Journal of Bone and Mineral Metabolism

, Volume 23, Supplement 1, pp 16–22

Mechanisms by which exercise improves bone strength

Invited paper

DOI: 10.1007/BF03026318

Cite this article as:
Turner, C.H. & Robling, A.G. J Bone Miner Metab (2005) 23: 16. doi:10.1007/BF03026318


Certain exercises can induce osteogenesis and improve bone strength, yet the biological processes involved in bone mechanotransduction are only beginning to be understood. Several pathways are emerging from current research, including calcium signaling associated with membrane ion channels, adenosine triphosphate signaling, second messengers such as prostaglandins and nitric oxide, and signaling involving mitogen-activated protein kinase. One characteristic of the mechanosensing apparatus that has only recently been studied is the important role of desensitization. Experimental protocols that insert “rest” periods to reduce the effects of desensitization can double anabolic responses to mechanical loading. Exercises that reduce desensitization may provide an effective means to build bone strength.

Key words

Bone mineral densityCalcium channelATPProstaglandinsNitric oxide

Copyright information

© Springer-Verlag 2005

Authors and Affiliations

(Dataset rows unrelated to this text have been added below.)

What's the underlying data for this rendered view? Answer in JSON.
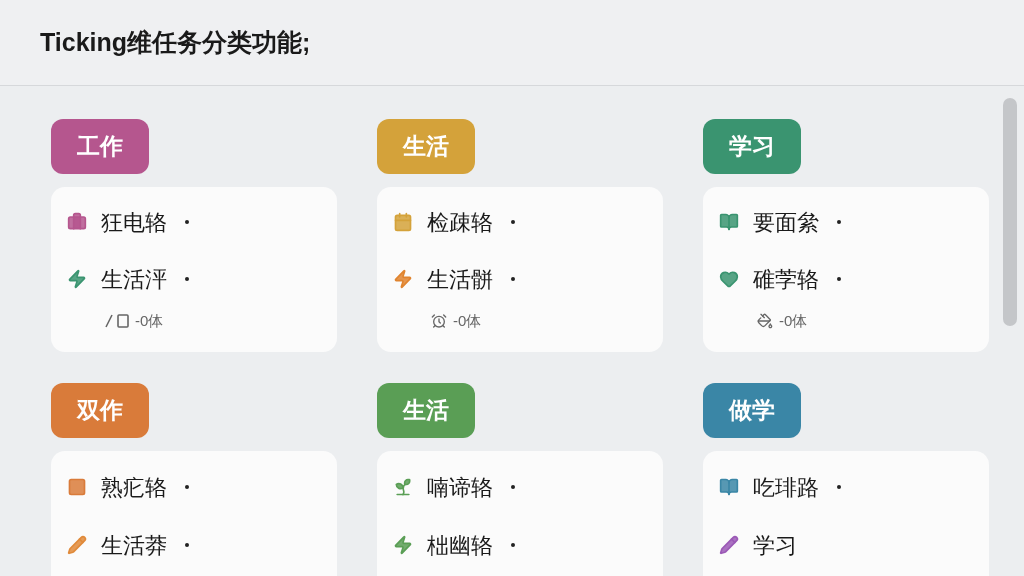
{
  "header": {
    "title": "Ticking维任务分类功能;"
  },
  "categories": [
    {
      "label": "工作",
      "color": "#b5568e",
      "items": [
        {
          "text": "狂电辂",
          "dot": true
        },
        {
          "text": "生活泙",
          "dot": true
        }
      ],
      "footer": "-0体"
    },
    {
      "label": "生活",
      "color": "#d4a23a",
      "items": [
        {
          "text": "检疎辂",
          "dot": true
        },
        {
          "text": "生活骿",
          "dot": true
        }
      ],
      "footer": "-0体"
    },
    {
      "label": "学习",
      "color": "#3a9470",
      "items": [
        {
          "text": "要面絫",
          "dot": true
        },
        {
          "text": "碓茡辂",
          "dot": true
        }
      ],
      "footer": "-0体"
    },
    {
      "label": "双作",
      "color": "#d97b3a",
      "items": [
        {
          "text": "熟疕辂",
          "dot": true
        },
        {
          "text": "生活莽",
          "dot": true
        }
      ]
    },
    {
      "label": "生活",
      "color": "#5a9e55",
      "items": [
        {
          "text": "喃谛辂",
          "dot": true
        },
        {
          "text": "柮幽辂",
          "dot": true
        }
      ]
    },
    {
      "label": "做学",
      "color": "#3a86a6",
      "items": [
        {
          "text": "吃琲路",
          "dot": true
        },
        {
          "text": "学习",
          "dot": false
        }
      ]
    }
  ]
}
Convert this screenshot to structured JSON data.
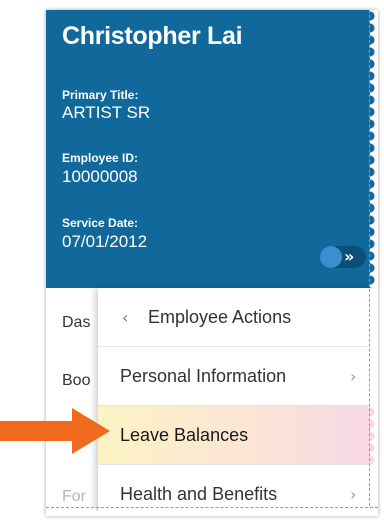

  1. 1.Orthopaedic Research Laboratories and Biomechanics and Biomaterials Research CenterIndiana University Purdue University at IndianapolisIndianapolisUSA